[Dataset entries]

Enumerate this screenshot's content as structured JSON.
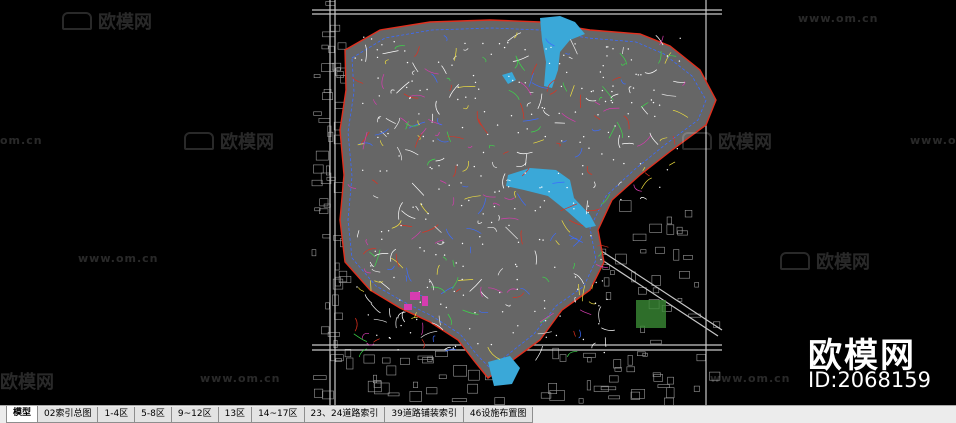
{
  "watermark": {
    "site": "www.om.cn",
    "site_partial": "om.cn",
    "brand": "欧模网",
    "big_brand": "欧模网",
    "big_id": "ID:2068159"
  },
  "tabs": [
    {
      "label": "模型",
      "active": true
    },
    {
      "label": "02索引总图"
    },
    {
      "label": "1-4区"
    },
    {
      "label": "5-8区"
    },
    {
      "label": "9~12区"
    },
    {
      "label": "13区"
    },
    {
      "label": "14~17区"
    },
    {
      "label": "23、24道路索引"
    },
    {
      "label": "39道路铺装索引"
    },
    {
      "label": "46设施布置图"
    }
  ],
  "colors": {
    "background": "#000000",
    "terrain": "#6b6b6b",
    "water": "#3aa8d8",
    "boundary": "#e0301e",
    "tabbar": "#ececec"
  },
  "icons": {
    "watermark_logo": "sofa-logo-icon"
  }
}
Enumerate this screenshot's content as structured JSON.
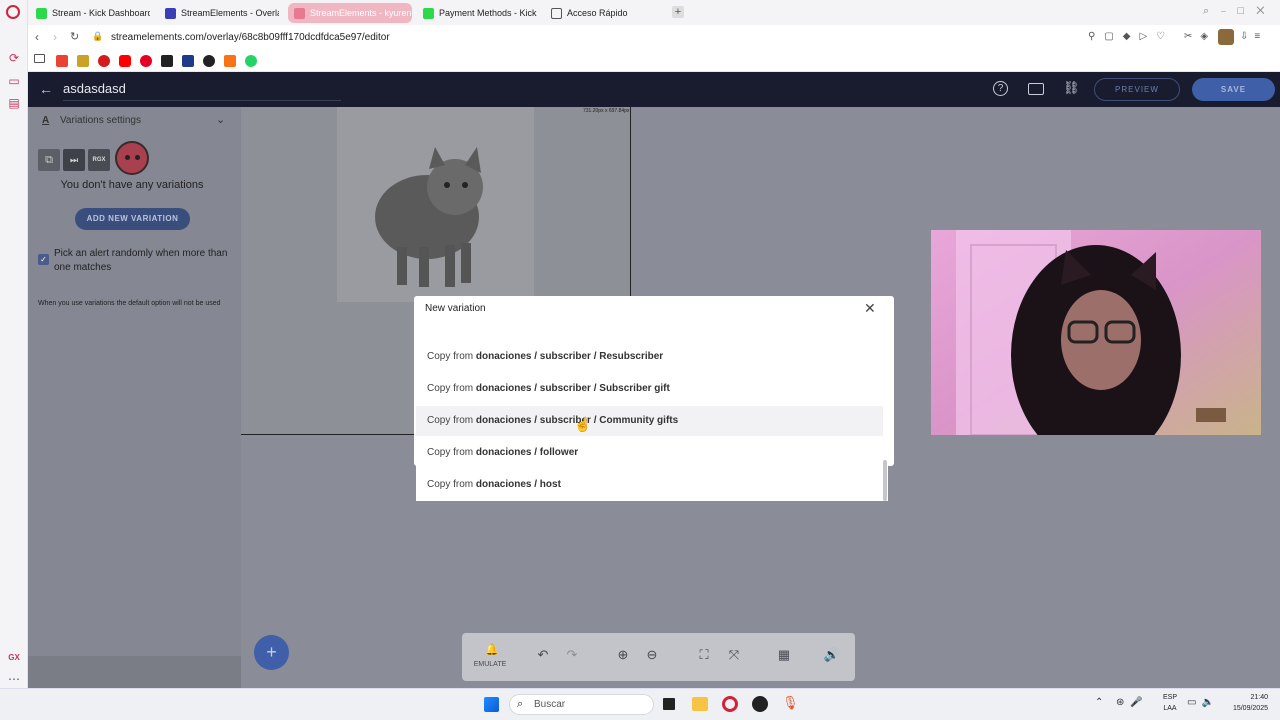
{
  "browser": {
    "tabs": [
      {
        "label": "Stream - Kick Dashboard",
        "active": false
      },
      {
        "label": "StreamElements - Overlay",
        "active": false
      },
      {
        "label": "StreamElements - kyuren",
        "active": true
      },
      {
        "label": "Payment Methods - Kick",
        "active": false
      },
      {
        "label": "Acceso Rápido",
        "active": false
      }
    ],
    "url": "streamelements.com/overlay/68c8b09fff170dcdfdca5e97/editor"
  },
  "editor": {
    "title": "asdasdasd",
    "preview_label": "PREVIEW",
    "save_label": "SAVE"
  },
  "sidebar": {
    "section_title": "Variations settings",
    "badge_text": "RGX",
    "empty_text": "You don't have any variations",
    "add_button": "ADD NEW VARIATION",
    "random_checkbox_label": "Pick an alert randomly when more than one matches",
    "random_checked": true,
    "note": "When you use variations the default option will not be used",
    "bottom_label": "GX"
  },
  "stage": {
    "dimensions_label": "731.20px x 697.84px"
  },
  "modal": {
    "title": "New variation",
    "copy_prefix": "Copy from",
    "options": [
      "donaciones / subscriber / Resubscriber",
      "donaciones / subscriber / Subscriber gift",
      "donaciones / subscriber / Community gifts",
      "donaciones / follower",
      "donaciones / host"
    ]
  },
  "toolbar": {
    "emulate_label": "EMULATE"
  },
  "taskbar": {
    "search_placeholder": "Buscar",
    "lang_line1": "ESP",
    "lang_line2": "LAA",
    "time": "21:40",
    "date": "15/09/2025"
  },
  "colors": {
    "header_bg": "#181c2e",
    "accent_button": "#3f5fa8",
    "active_tab": "#f0b7c2"
  }
}
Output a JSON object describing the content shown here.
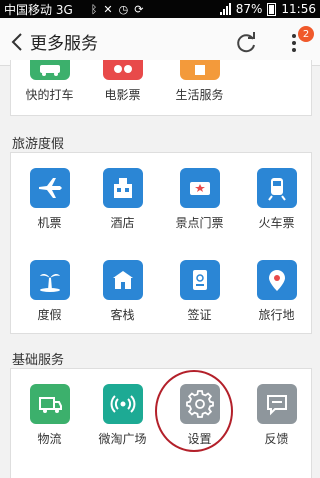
{
  "status_bar": {
    "carrier": "中国移动 3G",
    "battery": "87%",
    "time": "11:56"
  },
  "header": {
    "title": "更多服务",
    "back_icon": "chevron-left-icon",
    "refresh_icon": "refresh-icon",
    "more_icon": "more-vertical-icon",
    "badge_count": "2"
  },
  "top_section": {
    "items": [
      {
        "label": "快的打车",
        "icon": "car-icon",
        "color": "#3cb06c"
      },
      {
        "label": "电影票",
        "icon": "movie-ticket-icon",
        "color": "#e84a4a"
      },
      {
        "label": "生活服务",
        "icon": "home-service-icon",
        "color": "#f39a3b"
      }
    ]
  },
  "travel": {
    "title": "旅游度假",
    "items": [
      {
        "label": "机票",
        "icon": "airplane-icon",
        "color": "#2b86d5"
      },
      {
        "label": "酒店",
        "icon": "hotel-icon",
        "color": "#2b86d5"
      },
      {
        "label": "景点门票",
        "icon": "ticket-icon",
        "color": "#2b86d5"
      },
      {
        "label": "火车票",
        "icon": "train-icon",
        "color": "#2b86d5"
      },
      {
        "label": "度假",
        "icon": "palm-tree-icon",
        "color": "#2b86d5"
      },
      {
        "label": "客栈",
        "icon": "inn-icon",
        "color": "#2b86d5"
      },
      {
        "label": "签证",
        "icon": "visa-icon",
        "color": "#2b86d5"
      },
      {
        "label": "旅行地",
        "icon": "location-pin-icon",
        "color": "#2b86d5"
      }
    ]
  },
  "basic": {
    "title": "基础服务",
    "items": [
      {
        "label": "物流",
        "icon": "truck-icon",
        "color": "#3cb06c"
      },
      {
        "label": "微淘广场",
        "icon": "broadcast-icon",
        "color": "#1daa94"
      },
      {
        "label": "设置",
        "icon": "gear-icon",
        "color": "#8e969c"
      },
      {
        "label": "反馈",
        "icon": "feedback-icon",
        "color": "#8e969c"
      }
    ]
  }
}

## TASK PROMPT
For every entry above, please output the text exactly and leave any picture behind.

## ANSWER SECTION
Enumerate this screenshot's content as structured JSON.
{
  "watermark": {
    "site": "www.om.cn",
    "site_partial": "om.cn",
    "brand": "欧模网",
    "big_brand": "欧模网",
    "big_id": "ID:2068159"
  },
  "tabs": [
    {
      "label": "模型",
      "active": true
    },
    {
      "label": "02索引总图"
    },
    {
      "label": "1-4区"
    },
    {
      "label": "5-8区"
    },
    {
      "label": "9~12区"
    },
    {
      "label": "13区"
    },
    {
      "label": "14~17区"
    },
    {
      "label": "23、24道路索引"
    },
    {
      "label": "39道路铺装索引"
    },
    {
      "label": "46设施布置图"
    }
  ],
  "colors": {
    "background": "#000000",
    "terrain": "#6b6b6b",
    "water": "#3aa8d8",
    "boundary": "#e0301e",
    "tabbar": "#ececec"
  },
  "icons": {
    "watermark_logo": "sofa-logo-icon"
  }
}
Enumerate this screenshot's content as structured JSON.
{
  "browser": {
    "tabs": [
      {
        "label": "Stream - Kick Dashboard",
        "active": false
      },
      {
        "label": "StreamElements - Overlay",
        "active": false
      },
      {
        "label": "StreamElements - kyuren",
        "active": true
      },
      {
        "label": "Payment Methods - Kick",
        "active": false
      },
      {
        "label": "Acceso Rápido",
        "active": false
      }
    ],
    "url": "streamelements.com/overlay/68c8b09fff170dcdfdca5e97/editor"
  },
  "editor": {
    "title": "asdasdasd",
    "preview_label": "PREVIEW",
    "save_label": "SAVE"
  },
  "sidebar": {
    "section_title": "Variations settings",
    "badge_text": "RGX",
    "empty_text": "You don't have any variations",
    "add_button": "ADD NEW VARIATION",
    "random_checkbox_label": "Pick an alert randomly when more than one matches",
    "random_checked": true,
    "note": "When you use variations the default option will not be used",
    "bottom_label": "GX"
  },
  "stage": {
    "dimensions_label": "731.20px x 697.84px"
  },
  "modal": {
    "title": "New variation",
    "copy_prefix": "Copy from",
    "options": [
      "donaciones / subscriber / Resubscriber",
      "donaciones / subscriber / Subscriber gift",
      "donaciones / subscriber / Community gifts",
      "donaciones / follower",
      "donaciones / host"
    ]
  },
  "toolbar": {
    "emulate_label": "EMULATE"
  },
  "taskbar": {
    "search_placeholder": "Buscar",
    "lang_line1": "ESP",
    "lang_line2": "LAA",
    "time": "21:40",
    "date": "15/09/2025"
  },
  "colors": {
    "header_bg": "#181c2e",
    "accent_button": "#3f5fa8",
    "active_tab": "#f0b7c2"
  }
}
Output a JSON object describing the content shown here.
{
  "status_bar": {
    "carrier": "中国移动 3G",
    "battery": "87%",
    "time": "11:56"
  },
  "header": {
    "title": "更多服务",
    "back_icon": "chevron-left-icon",
    "refresh_icon": "refresh-icon",
    "more_icon": "more-vertical-icon",
    "badge_count": "2"
  },
  "top_section": {
    "items": [
      {
        "label": "快的打车",
        "icon": "car-icon",
        "color": "#3cb06c"
      },
      {
        "label": "电影票",
        "icon": "movie-ticket-icon",
        "color": "#e84a4a"
      },
      {
        "label": "生活服务",
        "icon": "home-service-icon",
        "color": "#f39a3b"
      }
    ]
  },
  "travel": {
    "title": "旅游度假",
    "items": [
      {
        "label": "机票",
        "icon": "airplane-icon",
        "color": "#2b86d5"
      },
      {
        "label": "酒店",
        "icon": "hotel-icon",
        "color": "#2b86d5"
      },
      {
        "label": "景点门票",
        "icon": "ticket-icon",
        "color": "#2b86d5"
      },
      {
        "label": "火车票",
        "icon": "train-icon",
        "color": "#2b86d5"
      },
      {
        "label": "度假",
        "icon": "palm-tree-icon",
        "color": "#2b86d5"
      },
      {
        "label": "客栈",
        "icon": "inn-icon",
        "color": "#2b86d5"
      },
      {
        "label": "签证",
        "icon": "visa-icon",
        "color": "#2b86d5"
      },
      {
        "label": "旅行地",
        "icon": "location-pin-icon",
        "color": "#2b86d5"
      }
    ]
  },
  "basic": {
    "title": "基础服务",
    "items": [
      {
        "label": "物流",
        "icon": "truck-icon",
        "color": "#3cb06c"
      },
      {
        "label": "微淘广场",
        "icon": "broadcast-icon",
        "color": "#1daa94"
      },
      {
        "label": "设置",
        "icon": "gear-icon",
        "color": "#8e969c"
      },
      {
        "label": "反馈",
        "icon": "feedback-icon",
        "color": "#8e969c"
      }
    ]
  }
}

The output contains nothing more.